Emory, from our school system tech dept, wrote about Twitter and using it professionally. He was "spot on." I, too, get good ideas, suggestions, partners from videoconferencing folks and ed tech folks every day. It's utterly amazing to find connections around the globe on twitter. The distinction being, using it as a professional tool.
I've tried to explain to others (my husband and family) that it is so helpful, professionally. My first reaction to "what are you doing in 140 characters or less?" was "who cares." I joined and didn't tweet much. When I began looking at people whose blogs I read and looking at who they were following on Twitter and who was following them, I realized that this is a current, fluid, collective network of people - experts. Like going to an ed tech conference, but it was free. The network of users allows us to "pick the brains" of many talented people on a daily basis. This is not Facebook. I'm not trying to put myself "out there," but to locate relevant, timely, information and hints that help me work with my school staff and students. The only "social networks" I'm on by name are all work/professionally related. MUSE (Internet 2), and several ning groups.

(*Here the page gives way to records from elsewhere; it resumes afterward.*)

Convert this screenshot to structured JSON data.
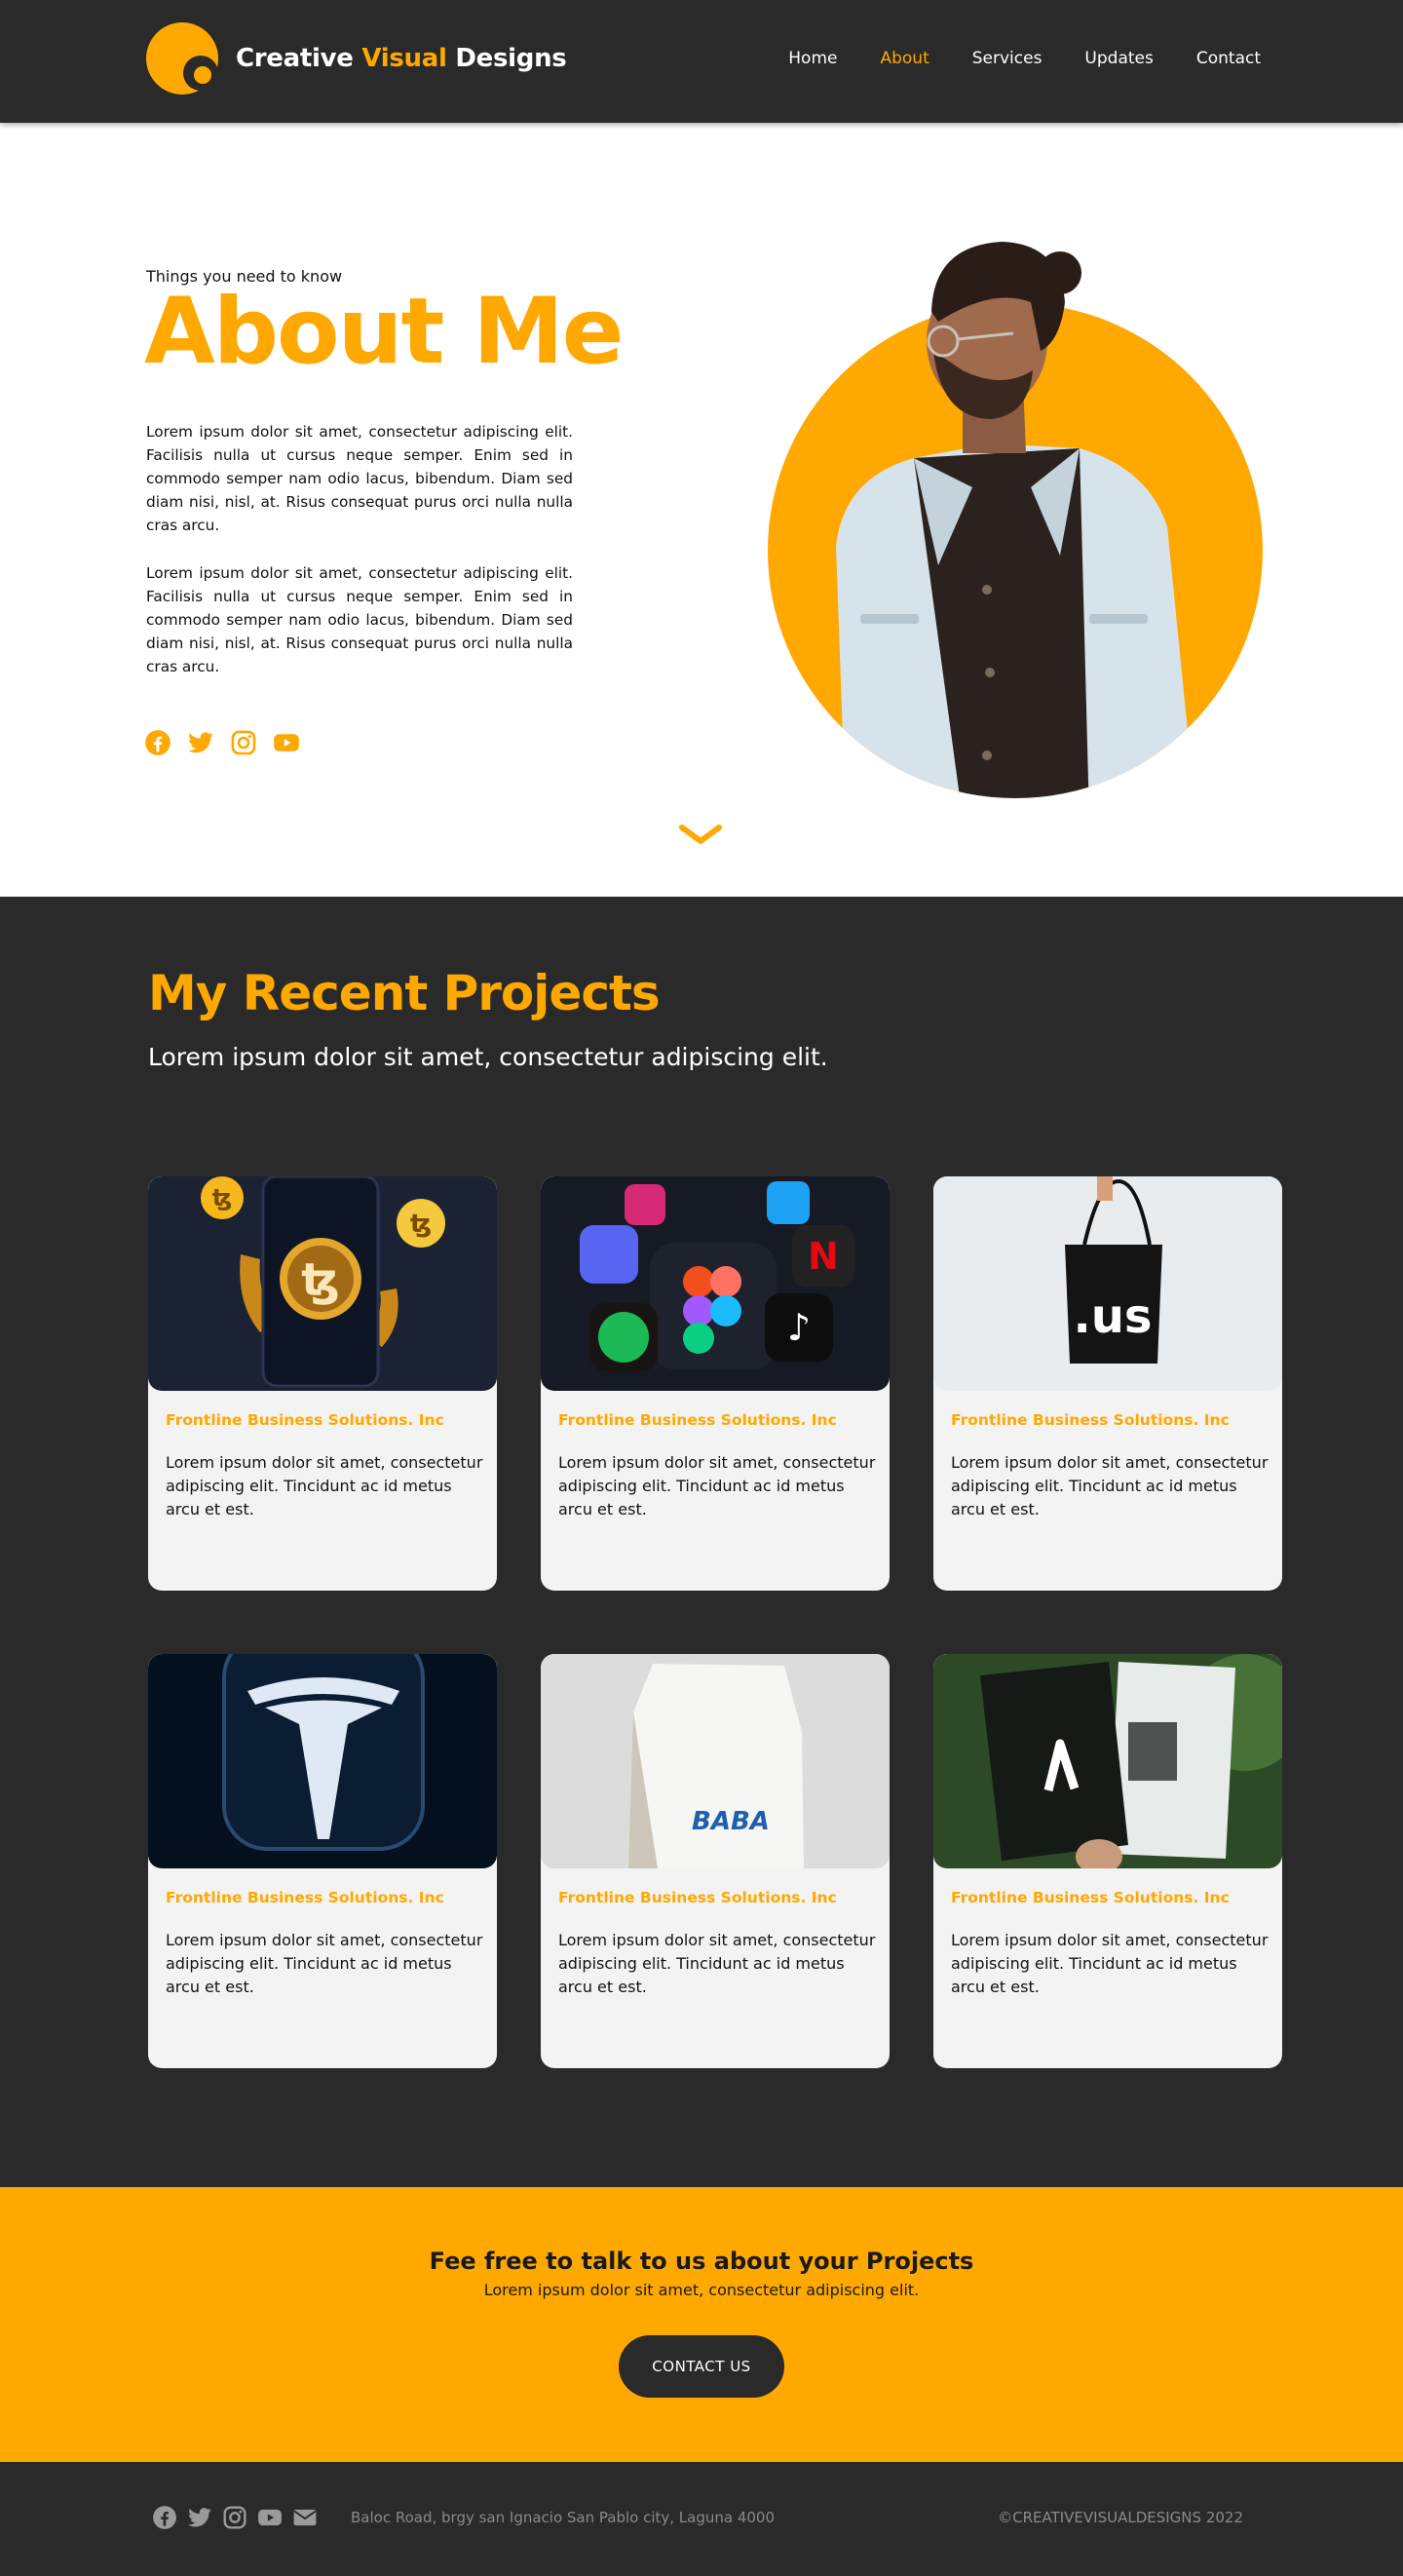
{
  "brand": {
    "name_part1": "Creative",
    "name_accent": "Visual",
    "name_part2": "Designs",
    "accent_color": "#ffa800",
    "dark_color": "#2a2a2a"
  },
  "nav": {
    "items": [
      {
        "label": "Home",
        "active": false
      },
      {
        "label": "About",
        "active": true
      },
      {
        "label": "Services",
        "active": false
      },
      {
        "label": "Updates",
        "active": false
      },
      {
        "label": "Contact",
        "active": false
      }
    ]
  },
  "hero": {
    "eyebrow": "Things you need to know",
    "title": "About Me",
    "paragraph1": "Lorem ipsum dolor sit amet, consectetur adipiscing elit. Facilisis nulla ut cursus neque semper. Enim sed in commodo semper nam odio lacus, bibendum. Diam sed diam nisi, nisl, at. Risus consequat purus orci nulla nulla cras arcu.",
    "paragraph2": "Lorem ipsum dolor sit amet, consectetur adipiscing elit. Facilisis nulla ut cursus neque semper. Enim sed in commodo semper nam odio lacus, bibendum. Diam sed diam nisi, nisl, at. Risus consequat purus orci nulla nulla cras arcu.",
    "social_icons": [
      "facebook-icon",
      "twitter-icon",
      "instagram-icon",
      "youtube-icon"
    ]
  },
  "projects": {
    "title": "My Recent Projects",
    "subtitle": "Lorem ipsum dolor sit amet, consectetur adipiscing elit.",
    "cards": [
      {
        "image": "tezos-phone-image",
        "name": "Frontline Business Solutions. Inc",
        "description": "Lorem ipsum dolor sit amet, consectetur adipiscing elit. Tincidunt ac id metus arcu et est."
      },
      {
        "image": "app-icons-image",
        "name": "Frontline Business Solutions. Inc",
        "description": "Lorem ipsum dolor sit amet, consectetur adipiscing elit. Tincidunt ac id metus arcu et est."
      },
      {
        "image": "tote-bag-image",
        "name": "Frontline Business Solutions. Inc",
        "description": "Lorem ipsum dolor sit amet, consectetur adipiscing elit. Tincidunt ac id metus arcu et est."
      },
      {
        "image": "tesla-icon-image",
        "name": "Frontline Business Solutions. Inc",
        "description": "Lorem ipsum dolor sit amet, consectetur adipiscing elit. Tincidunt ac id metus arcu et est."
      },
      {
        "image": "coffee-bag-image",
        "name": "Frontline Business Solutions. Inc",
        "description": "Lorem ipsum dolor sit amet, consectetur adipiscing elit. Tincidunt ac id metus arcu et est."
      },
      {
        "image": "business-card-image",
        "name": "Frontline Business Solutions. Inc",
        "description": "Lorem ipsum dolor sit amet, consectetur adipiscing elit. Tincidunt ac id metus arcu et est."
      }
    ],
    "image_text": {
      "tote_bag": ".us",
      "coffee_bag": "BABA"
    }
  },
  "cta": {
    "title": "Fee free to talk to us about your Projects",
    "subtitle": "Lorem ipsum dolor sit amet, consectetur adipiscing elit.",
    "button_label": "CONTACT US"
  },
  "footer": {
    "social_icons": [
      "facebook-icon",
      "twitter-icon",
      "instagram-icon",
      "youtube-icon",
      "email-icon"
    ],
    "address": "Baloc Road, brgy san Ignacio San Pablo city, Laguna 4000",
    "copyright": "©CREATIVEVISUALDESIGNS 2022"
  }
}
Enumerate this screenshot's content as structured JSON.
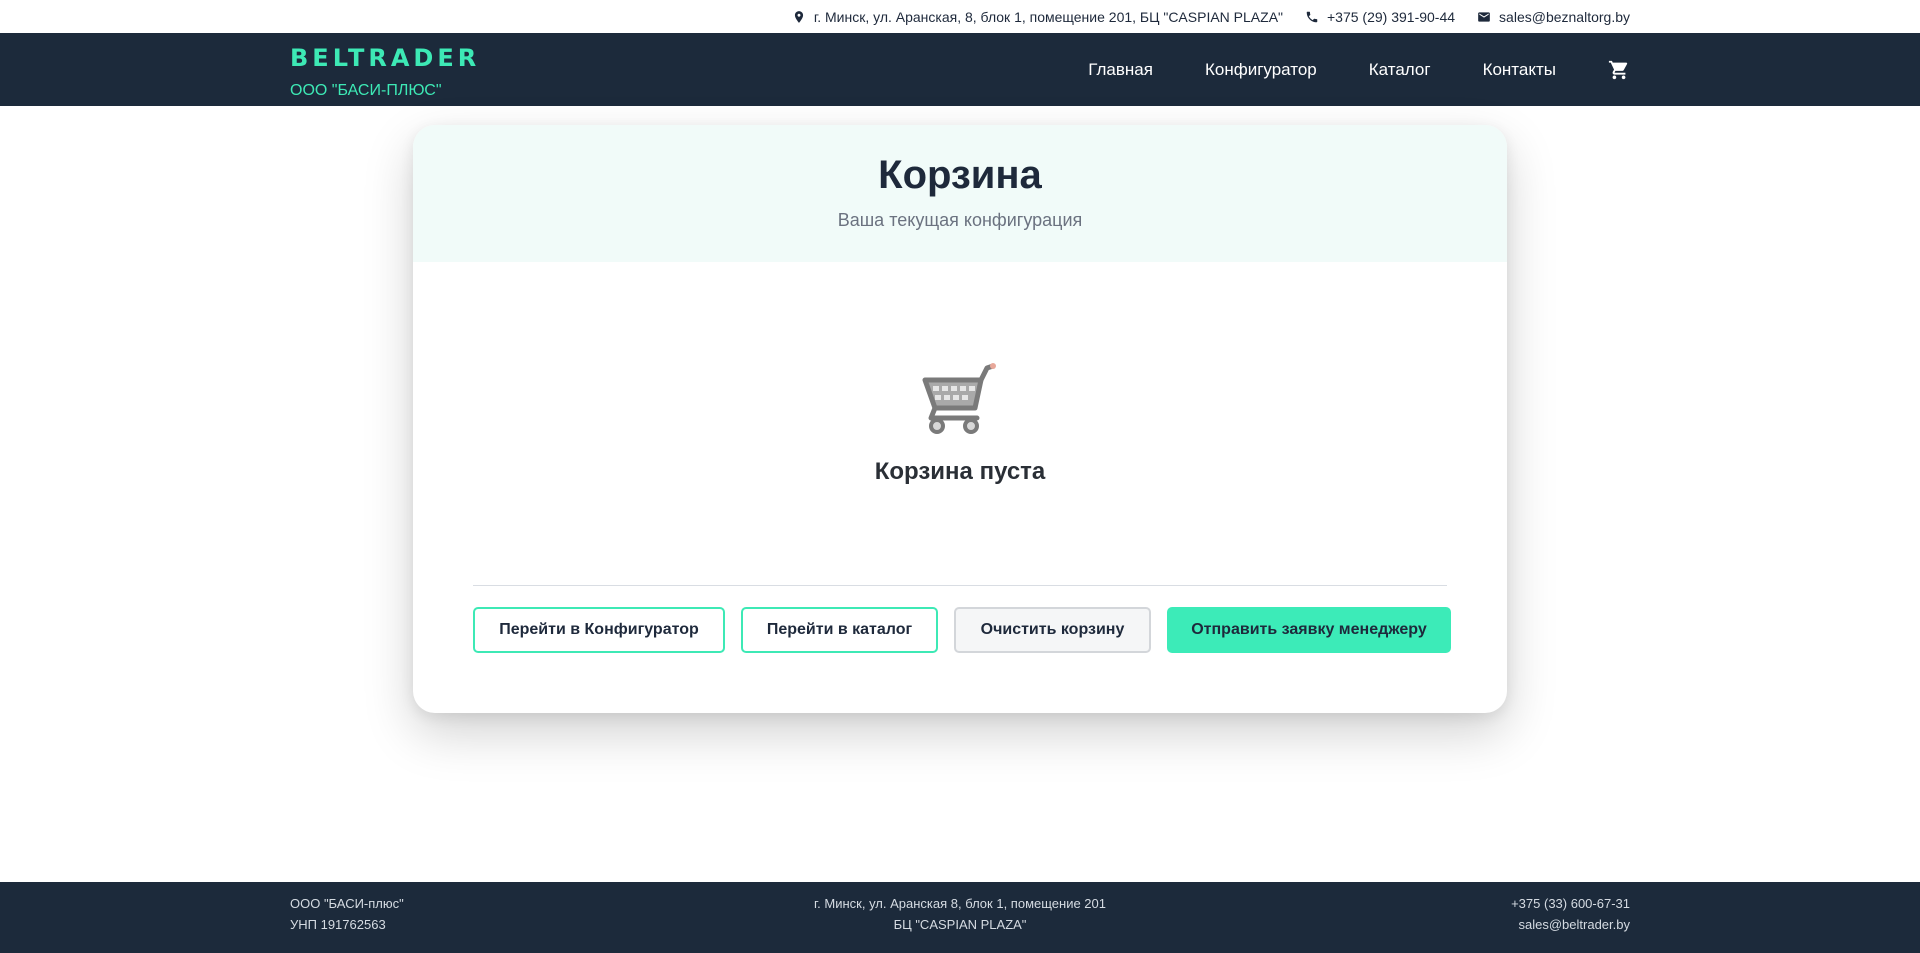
{
  "topbar": {
    "address": "г. Минск, ул. Аранская, 8, блок 1, помещение 201, БЦ \"CASPIAN PLAZA\"",
    "phone": "+375 (29) 391-90-44",
    "email": "sales@beznaltorg.by",
    "icons": [
      "location-pin-icon",
      "phone-icon",
      "mail-icon"
    ]
  },
  "header": {
    "logo": "BELTRADER",
    "company": "ООО \"БАСИ-ПЛЮС\"",
    "nav": [
      "Главная",
      "Конфигуратор",
      "Каталог",
      "Контакты"
    ],
    "cart_icon": "cart-icon"
  },
  "cart": {
    "title": "Корзина",
    "subtitle": "Ваша текущая конфигурация",
    "empty_icon": "shopping-cart-icon",
    "empty_text": "Корзина пуста",
    "buttons": {
      "configurator": "Перейти в Конфигуратор",
      "catalog": "Перейти в каталог",
      "clear": "Очистить корзину",
      "send": "Отправить заявку менеджеру"
    }
  },
  "footer": {
    "company": "ООО \"БАСИ-плюс\"",
    "unp": "УНП 191762563",
    "address_line1": "г. Минск, ул. Аранская 8, блок 1, помещение 201",
    "address_line2": "БЦ \"CASPIAN PLAZA\"",
    "phone": "+375 (33) 600-67-31",
    "email": "sales@beltrader.by"
  },
  "colors": {
    "accent": "#3de9b5",
    "header_bg": "#1c2a3b",
    "card_head_bg": "#f1fbf9"
  }
}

Of course, I occasionally do tweet about personal things. My dogs, especially good day or happy occasion, but this too has some interesting results. Upon returning from our vacation, tweeted about the NC outer banks. Next thing I had a couple of tweets from folks who live there, rent homes there and located a great house for a trip on my birthday. Also tweeted while driving home from NY to NC about my son's wedding and honeymoon in Italy. Within 10 minutes, I had a tweet from a fellow in Italy with houses to rent and train schedules. Hmmm, now that would be another great trip.
There are over 7000 ning groups for Twitter. Many in education. Twitting is allowing me, professionally, to stay involved in and up-to-date with instructional technology and videoconferencing. It is also allowing me to make positive contacts with many people I will never meet or see in person, but can learn from, an open, free, extended network, like grad school. Yes, this technology application is worth applause.